» **Prompt**
The lines to return are those below that contain the word "general".

----- Data shown

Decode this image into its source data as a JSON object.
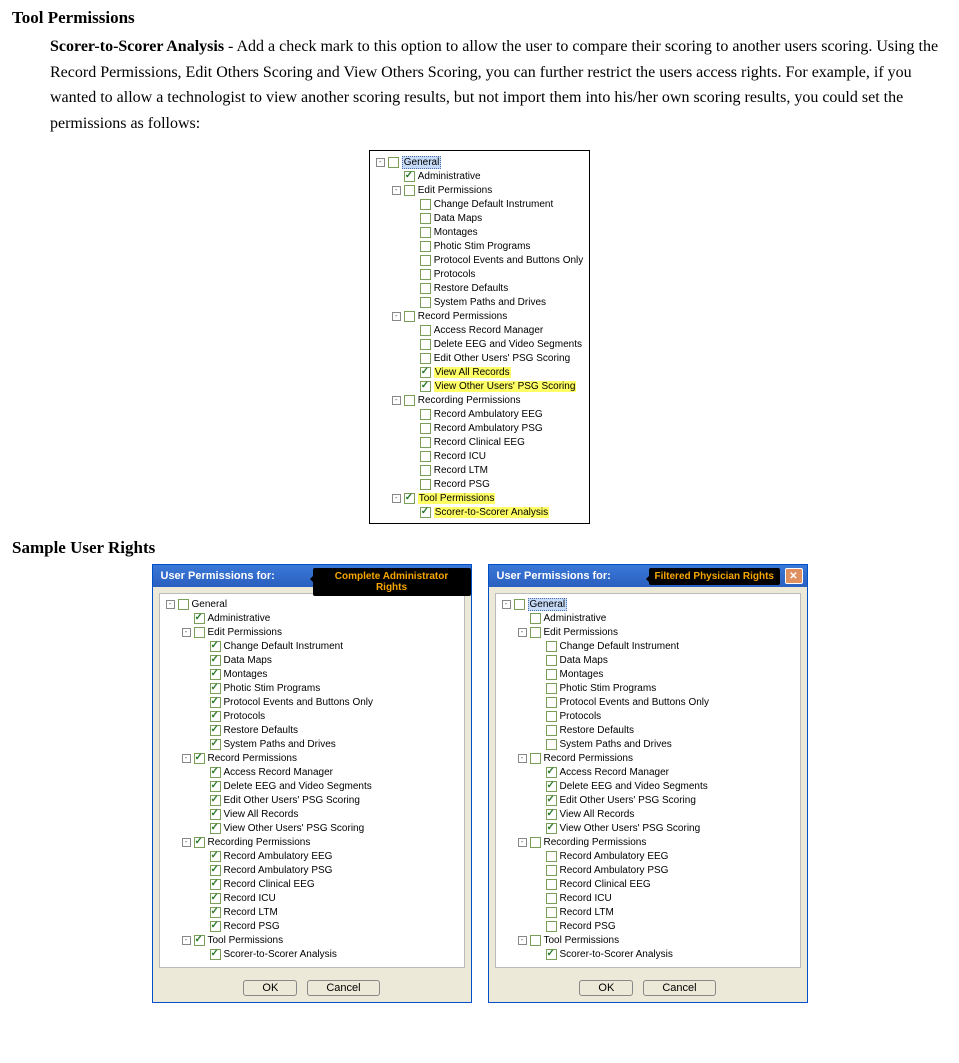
{
  "headings": {
    "tool_permissions": "Tool Permissions",
    "sample_user_rights": "Sample User Rights"
  },
  "paragraph": {
    "bold_lead": "Scorer-to-Scorer Analysis",
    "text": " - Add a check mark to this option to allow the user to compare their scoring to another users scoring.  Using the Record Permissions, Edit Others Scoring and View Others Scoring, you can further restrict the users access rights.  For example, if you wanted to allow a technologist to view another scoring results, but not import them into his/her own scoring results, you could set the permissions as follows:"
  },
  "tree_labels": {
    "general": "General",
    "administrative": "Administrative",
    "edit_permissions": "Edit Permissions",
    "change_default_instrument": "Change Default Instrument",
    "data_maps": "Data Maps",
    "montages": "Montages",
    "photic_stim_programs": "Photic Stim Programs",
    "protocol_events_buttons": "Protocol Events and Buttons Only",
    "protocols": "Protocols",
    "restore_defaults": "Restore Defaults",
    "system_paths_drives": "System Paths and Drives",
    "record_permissions": "Record Permissions",
    "access_record_manager": "Access Record Manager",
    "delete_eeg_video": "Delete EEG and Video Segments",
    "edit_other_psg": "Edit Other Users' PSG Scoring",
    "view_all_records": "View All Records",
    "view_other_psg": "View Other Users' PSG Scoring",
    "recording_permissions": "Recording Permissions",
    "record_ambulatory_eeg": "Record Ambulatory EEG",
    "record_ambulatory_psg": "Record Ambulatory PSG",
    "record_clinical_eeg": "Record Clinical EEG",
    "record_icu": "Record ICU",
    "record_ltm": "Record LTM",
    "record_psg": "Record PSG",
    "tool_permissions": "Tool Permissions",
    "scorer_to_scorer": "Scorer-to-Scorer Analysis"
  },
  "dialogs": {
    "title": "User Permissions for:",
    "left_callout": "Complete Administrator Rights",
    "right_callout": "Filtered Physician Rights",
    "ok": "OK",
    "cancel": "Cancel"
  },
  "tree_top": [
    {
      "ind": 0,
      "exp": "-",
      "chk": false,
      "key": "general",
      "sel": true
    },
    {
      "ind": 1,
      "exp": "",
      "chk": true,
      "key": "administrative"
    },
    {
      "ind": 1,
      "exp": "-",
      "chk": false,
      "key": "edit_permissions"
    },
    {
      "ind": 2,
      "exp": "",
      "chk": false,
      "key": "change_default_instrument"
    },
    {
      "ind": 2,
      "exp": "",
      "chk": false,
      "key": "data_maps"
    },
    {
      "ind": 2,
      "exp": "",
      "chk": false,
      "key": "montages"
    },
    {
      "ind": 2,
      "exp": "",
      "chk": false,
      "key": "photic_stim_programs"
    },
    {
      "ind": 2,
      "exp": "",
      "chk": false,
      "key": "protocol_events_buttons"
    },
    {
      "ind": 2,
      "exp": "",
      "chk": false,
      "key": "protocols"
    },
    {
      "ind": 2,
      "exp": "",
      "chk": false,
      "key": "restore_defaults"
    },
    {
      "ind": 2,
      "exp": "",
      "chk": false,
      "key": "system_paths_drives"
    },
    {
      "ind": 1,
      "exp": "-",
      "chk": false,
      "key": "record_permissions"
    },
    {
      "ind": 2,
      "exp": "",
      "chk": false,
      "key": "access_record_manager"
    },
    {
      "ind": 2,
      "exp": "",
      "chk": false,
      "key": "delete_eeg_video"
    },
    {
      "ind": 2,
      "exp": "",
      "chk": false,
      "key": "edit_other_psg"
    },
    {
      "ind": 2,
      "exp": "",
      "chk": true,
      "key": "view_all_records",
      "hl": true
    },
    {
      "ind": 2,
      "exp": "",
      "chk": true,
      "key": "view_other_psg",
      "hl": true
    },
    {
      "ind": 1,
      "exp": "-",
      "chk": false,
      "key": "recording_permissions"
    },
    {
      "ind": 2,
      "exp": "",
      "chk": false,
      "key": "record_ambulatory_eeg"
    },
    {
      "ind": 2,
      "exp": "",
      "chk": false,
      "key": "record_ambulatory_psg"
    },
    {
      "ind": 2,
      "exp": "",
      "chk": false,
      "key": "record_clinical_eeg"
    },
    {
      "ind": 2,
      "exp": "",
      "chk": false,
      "key": "record_icu"
    },
    {
      "ind": 2,
      "exp": "",
      "chk": false,
      "key": "record_ltm"
    },
    {
      "ind": 2,
      "exp": "",
      "chk": false,
      "key": "record_psg"
    },
    {
      "ind": 1,
      "exp": "-",
      "chk": true,
      "key": "tool_permissions",
      "hl": true
    },
    {
      "ind": 2,
      "exp": "",
      "chk": true,
      "key": "scorer_to_scorer",
      "hl": true
    }
  ],
  "tree_left": [
    {
      "ind": 0,
      "exp": "-",
      "chk": false,
      "key": "general"
    },
    {
      "ind": 1,
      "exp": "",
      "chk": true,
      "key": "administrative"
    },
    {
      "ind": 1,
      "exp": "-",
      "chk": false,
      "key": "edit_permissions"
    },
    {
      "ind": 2,
      "exp": "",
      "chk": true,
      "key": "change_default_instrument"
    },
    {
      "ind": 2,
      "exp": "",
      "chk": true,
      "key": "data_maps"
    },
    {
      "ind": 2,
      "exp": "",
      "chk": true,
      "key": "montages"
    },
    {
      "ind": 2,
      "exp": "",
      "chk": true,
      "key": "photic_stim_programs"
    },
    {
      "ind": 2,
      "exp": "",
      "chk": true,
      "key": "protocol_events_buttons"
    },
    {
      "ind": 2,
      "exp": "",
      "chk": true,
      "key": "protocols"
    },
    {
      "ind": 2,
      "exp": "",
      "chk": true,
      "key": "restore_defaults"
    },
    {
      "ind": 2,
      "exp": "",
      "chk": true,
      "key": "system_paths_drives"
    },
    {
      "ind": 1,
      "exp": "-",
      "chk": true,
      "key": "record_permissions"
    },
    {
      "ind": 2,
      "exp": "",
      "chk": true,
      "key": "access_record_manager"
    },
    {
      "ind": 2,
      "exp": "",
      "chk": true,
      "key": "delete_eeg_video"
    },
    {
      "ind": 2,
      "exp": "",
      "chk": true,
      "key": "edit_other_psg"
    },
    {
      "ind": 2,
      "exp": "",
      "chk": true,
      "key": "view_all_records"
    },
    {
      "ind": 2,
      "exp": "",
      "chk": true,
      "key": "view_other_psg"
    },
    {
      "ind": 1,
      "exp": "-",
      "chk": true,
      "key": "recording_permissions"
    },
    {
      "ind": 2,
      "exp": "",
      "chk": true,
      "key": "record_ambulatory_eeg"
    },
    {
      "ind": 2,
      "exp": "",
      "chk": true,
      "key": "record_ambulatory_psg"
    },
    {
      "ind": 2,
      "exp": "",
      "chk": true,
      "key": "record_clinical_eeg"
    },
    {
      "ind": 2,
      "exp": "",
      "chk": true,
      "key": "record_icu"
    },
    {
      "ind": 2,
      "exp": "",
      "chk": true,
      "key": "record_ltm"
    },
    {
      "ind": 2,
      "exp": "",
      "chk": true,
      "key": "record_psg"
    },
    {
      "ind": 1,
      "exp": "-",
      "chk": true,
      "key": "tool_permissions"
    },
    {
      "ind": 2,
      "exp": "",
      "chk": true,
      "key": "scorer_to_scorer"
    }
  ],
  "tree_right": [
    {
      "ind": 0,
      "exp": "-",
      "chk": false,
      "key": "general",
      "sel": true
    },
    {
      "ind": 1,
      "exp": "",
      "chk": false,
      "key": "administrative"
    },
    {
      "ind": 1,
      "exp": "-",
      "chk": false,
      "key": "edit_permissions"
    },
    {
      "ind": 2,
      "exp": "",
      "chk": false,
      "key": "change_default_instrument"
    },
    {
      "ind": 2,
      "exp": "",
      "chk": false,
      "key": "data_maps"
    },
    {
      "ind": 2,
      "exp": "",
      "chk": false,
      "key": "montages"
    },
    {
      "ind": 2,
      "exp": "",
      "chk": false,
      "key": "photic_stim_programs"
    },
    {
      "ind": 2,
      "exp": "",
      "chk": false,
      "key": "protocol_events_buttons"
    },
    {
      "ind": 2,
      "exp": "",
      "chk": false,
      "key": "protocols"
    },
    {
      "ind": 2,
      "exp": "",
      "chk": false,
      "key": "restore_defaults"
    },
    {
      "ind": 2,
      "exp": "",
      "chk": false,
      "key": "system_paths_drives"
    },
    {
      "ind": 1,
      "exp": "-",
      "chk": false,
      "key": "record_permissions"
    },
    {
      "ind": 2,
      "exp": "",
      "chk": true,
      "key": "access_record_manager"
    },
    {
      "ind": 2,
      "exp": "",
      "chk": true,
      "key": "delete_eeg_video"
    },
    {
      "ind": 2,
      "exp": "",
      "chk": true,
      "key": "edit_other_psg"
    },
    {
      "ind": 2,
      "exp": "",
      "chk": true,
      "key": "view_all_records"
    },
    {
      "ind": 2,
      "exp": "",
      "chk": true,
      "key": "view_other_psg"
    },
    {
      "ind": 1,
      "exp": "-",
      "chk": false,
      "key": "recording_permissions"
    },
    {
      "ind": 2,
      "exp": "",
      "chk": false,
      "key": "record_ambulatory_eeg"
    },
    {
      "ind": 2,
      "exp": "",
      "chk": false,
      "key": "record_ambulatory_psg"
    },
    {
      "ind": 2,
      "exp": "",
      "chk": false,
      "key": "record_clinical_eeg"
    },
    {
      "ind": 2,
      "exp": "",
      "chk": false,
      "key": "record_icu"
    },
    {
      "ind": 2,
      "exp": "",
      "chk": false,
      "key": "record_ltm"
    },
    {
      "ind": 2,
      "exp": "",
      "chk": false,
      "key": "record_psg"
    },
    {
      "ind": 1,
      "exp": "-",
      "chk": false,
      "key": "tool_permissions"
    },
    {
      "ind": 2,
      "exp": "",
      "chk": true,
      "key": "scorer_to_scorer"
    }
  ]
}
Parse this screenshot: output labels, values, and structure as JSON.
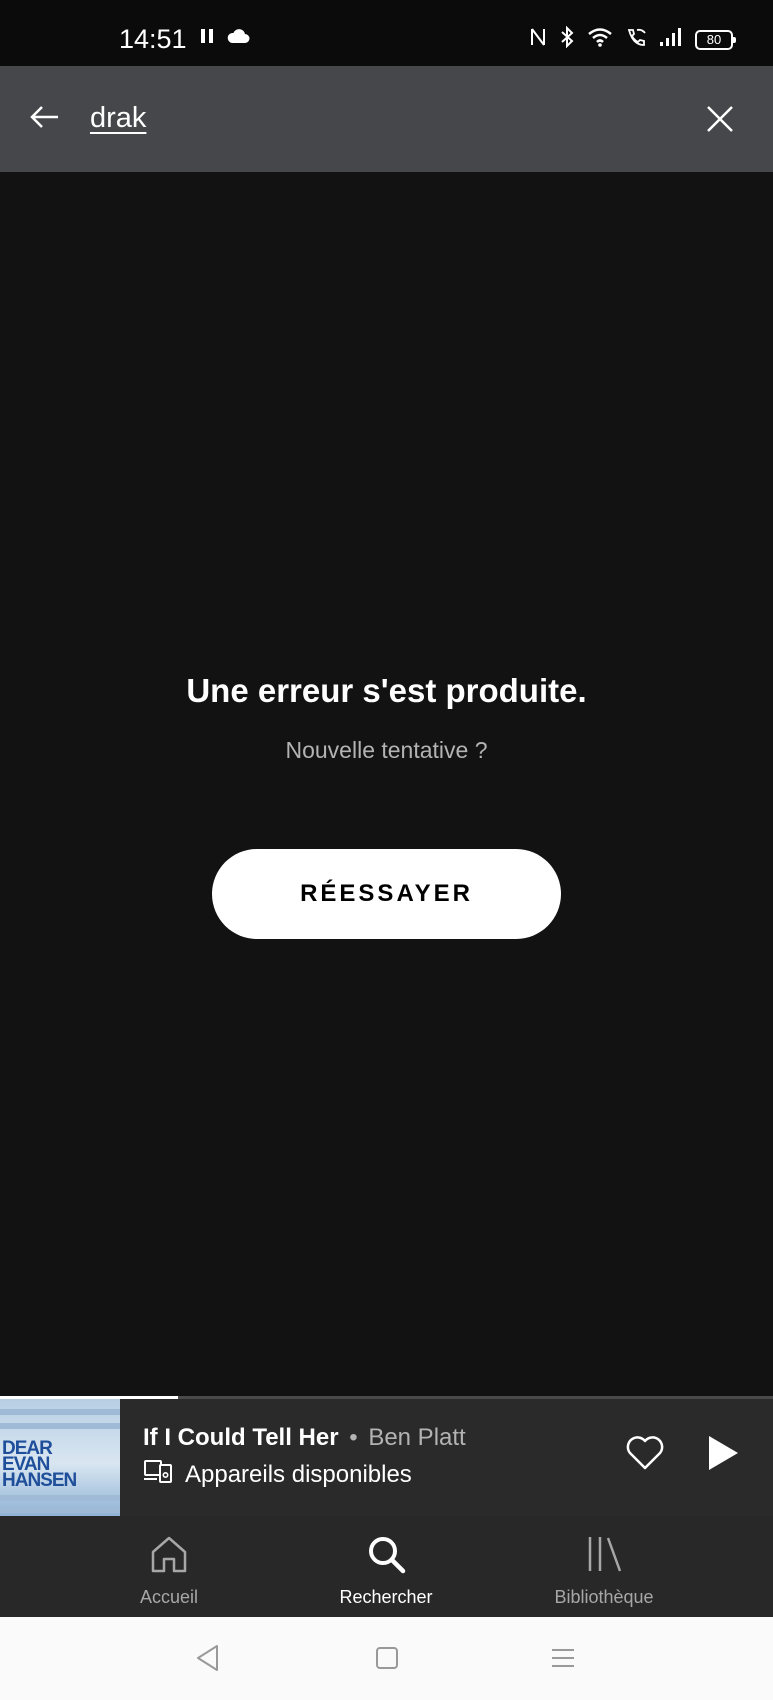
{
  "status_bar": {
    "time": "14:51",
    "battery": "80",
    "icons": [
      "pause-icon",
      "cloud-icon",
      "nfc-icon",
      "bluetooth-icon",
      "wifi-icon",
      "wifi-call-icon",
      "signal-icon",
      "battery-icon"
    ]
  },
  "search": {
    "query": "drak",
    "back_icon": "back-arrow-icon",
    "clear_icon": "close-icon"
  },
  "error": {
    "title": "Une erreur s'est produite.",
    "subtitle": "Nouvelle tentative ?",
    "retry_label": "RÉESSAYER"
  },
  "now_playing": {
    "title": "If I Could Tell Her",
    "separator": "•",
    "artist": "Ben Platt",
    "devices_label": "Appareils disponibles",
    "album_art_text": [
      "DEAR",
      "EVAN",
      "HANSEN"
    ],
    "progress_fraction": 0.23
  },
  "bottom_nav": {
    "items": [
      {
        "label": "Accueil",
        "icon": "home-icon",
        "active": false
      },
      {
        "label": "Rechercher",
        "icon": "search-icon",
        "active": true
      },
      {
        "label": "Bibliothèque",
        "icon": "library-icon",
        "active": false
      }
    ]
  },
  "colors": {
    "background": "#121212",
    "header": "#45474a",
    "mini_player": "#2a2a2a",
    "nav": "#282828",
    "secondary_text": "#b3b3b3"
  }
}
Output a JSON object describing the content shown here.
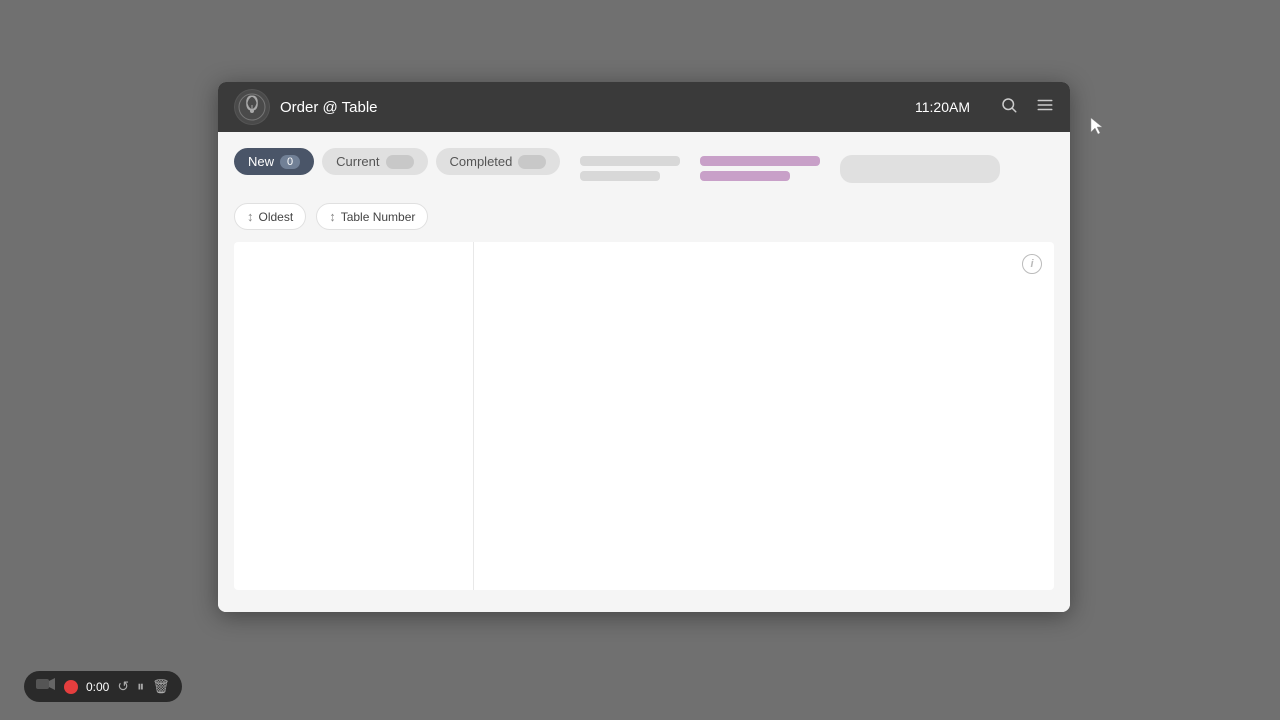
{
  "app": {
    "title": "Order @ Table",
    "time": "11:20 AM"
  },
  "header": {
    "title": "Order @ Table",
    "time": "11:20AM",
    "search_icon": "search",
    "menu_icon": "menu"
  },
  "tabs": [
    {
      "label": "New",
      "badge": "0",
      "active": true
    },
    {
      "label": "Current",
      "badge": "",
      "active": false
    },
    {
      "label": "Completed",
      "badge": "",
      "active": false
    }
  ],
  "filters": [
    {
      "label": "Oldest",
      "icon": "↕"
    },
    {
      "label": "Table Number",
      "icon": "↕"
    }
  ],
  "bottom_bar": {
    "time": "0:00"
  },
  "info_icon_label": "i"
}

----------

» **Exercise response**
    "general": "General",
      "key": "general",
      "key": "general"
      "key": "general",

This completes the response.